WHEN THE hyperorthodox wing of the Orthodox rabbinate in the U.S.--more than 500 rabbis strong--declared earlier this year that Jews who belong to Reform, Conservative, Reconstructionist or Humanist branches of Judaism are not professing the religion of Judaism, the Jews who had been virtually excommunicated (to use a Christian term) reacted in anguish or anger. The tempers raised by that defining act have not cooled. In the Christian community such a judgment might be brushed off as coming from marginal voices. But Jews are too small and close a family to be able to brush anyone off.
Globally there are 1.9 billion Christians, 1.2 billion Muslims and only 14 million Jews. For comparison, consider that the Southern Baptist Convention has over 15 million members in the U.S. alone.
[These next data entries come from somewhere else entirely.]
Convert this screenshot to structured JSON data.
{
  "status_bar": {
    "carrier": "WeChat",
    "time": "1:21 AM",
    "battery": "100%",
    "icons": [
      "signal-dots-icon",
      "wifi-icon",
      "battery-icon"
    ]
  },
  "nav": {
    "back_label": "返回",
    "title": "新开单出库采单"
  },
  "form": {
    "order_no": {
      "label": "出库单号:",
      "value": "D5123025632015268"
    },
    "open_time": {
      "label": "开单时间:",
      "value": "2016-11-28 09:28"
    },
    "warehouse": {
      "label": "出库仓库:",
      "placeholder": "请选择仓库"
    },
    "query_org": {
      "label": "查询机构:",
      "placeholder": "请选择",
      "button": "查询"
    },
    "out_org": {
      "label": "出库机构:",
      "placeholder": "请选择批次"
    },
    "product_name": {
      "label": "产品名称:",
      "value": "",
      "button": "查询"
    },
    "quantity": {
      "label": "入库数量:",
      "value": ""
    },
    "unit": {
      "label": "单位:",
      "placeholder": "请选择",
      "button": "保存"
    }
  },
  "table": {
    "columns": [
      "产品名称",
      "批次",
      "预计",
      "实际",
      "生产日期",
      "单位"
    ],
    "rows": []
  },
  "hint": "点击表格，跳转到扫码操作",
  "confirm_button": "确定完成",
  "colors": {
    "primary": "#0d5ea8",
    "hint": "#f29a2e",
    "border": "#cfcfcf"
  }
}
The 2.3 percent of Americans who identify with Judaism make up a cohort one-tenth the size of each of the following three groups: Catholics, mainstream Protestants and evangelical Protestants.
Small families are most aware of internal conflicts, and Judaism is a small family. It cannot afford to lose members, and for it deep internal strife is traumatic. Judaism in the U.S. has lost members through generations of intermarriage. The pace of intermarriage with non-Jews and the consequent loss of many loyalties is felt more deeply because Jewish families generally have fewer children than do others. Some worry about Judaism fading into statistical insignificance in pluralist America. Jews are in no immediate danger of losing cultural influence, but the long-range view is not promising.
If American Jews had only American Jews to worry about, the trauma could skill be treated rather effectively. But Jews differ from the other large religions in that most of them acknowledge another homeland, a Zion. From 194X until recently, Jews in the U.S. across the religious spectrum supported the state of Israel--and the Reform and Conservative elements, the largest groups in the U.S., kicked in most generously. Rabbi Arthur Hertzberg once remarked that there seems to be only one Jewish belief the denial of which would make one a heretic: belief in the utterly positive meaning of Israel. During the decades when so many groups looked to race, ethnicity, class, religion or tradition to find and promote identity and power, most Jews found their identity in the cause of Israel, a country to which some of them migrated. Those who did not make aliyah, who stayed here, could certify their credentials as Jews by remembering Israel in their hopes and prayers and with their voices, votes and dollars.
That focus of identity is now in question because of changes within Israel. The government of Benjamin Netanyahu--a coalition that includes radical Orthodox parties--has supported legislation stating that conversions to Judaism in Israel will be recognized only if performed by Orthodox rabbis. Such a move would serve to codify in law what is already the practice in Israel, where the Orthodox rabbinate has jurisdiction over many aspects of education, family law and public life. Orthodox leaders control marriage, divorce and burial for all Israeli Jews--which means, for example, that Reform and Conservative rabbis cannot officiate at weddings in Israel.
The conversion bill directed at non-Orthodox Jews has sorely strained the traditional connection between Israel and Reform and Conservative communities in America. Numbers of them have begun to earmark their donations for specific causes they can support in Israel, or are withholding money entirely, or are giving to Jewish causes in America. The United Jewish Appeal in the U.S. recently launched a $20 million campaign to promote non-Orthodox Judaism in Israel.
The old rhetoric that called all Jews to be unequivocal about Jerusalem and Zion is now muted. When voiced, it inflames argument and adds to the trauma. For years American Jews could say that non Jews who were anti-Zionist and not pro-Israel, who did not assent to notions of a theologically based Jewish claim on the land of Israel, were anti-Semitic. …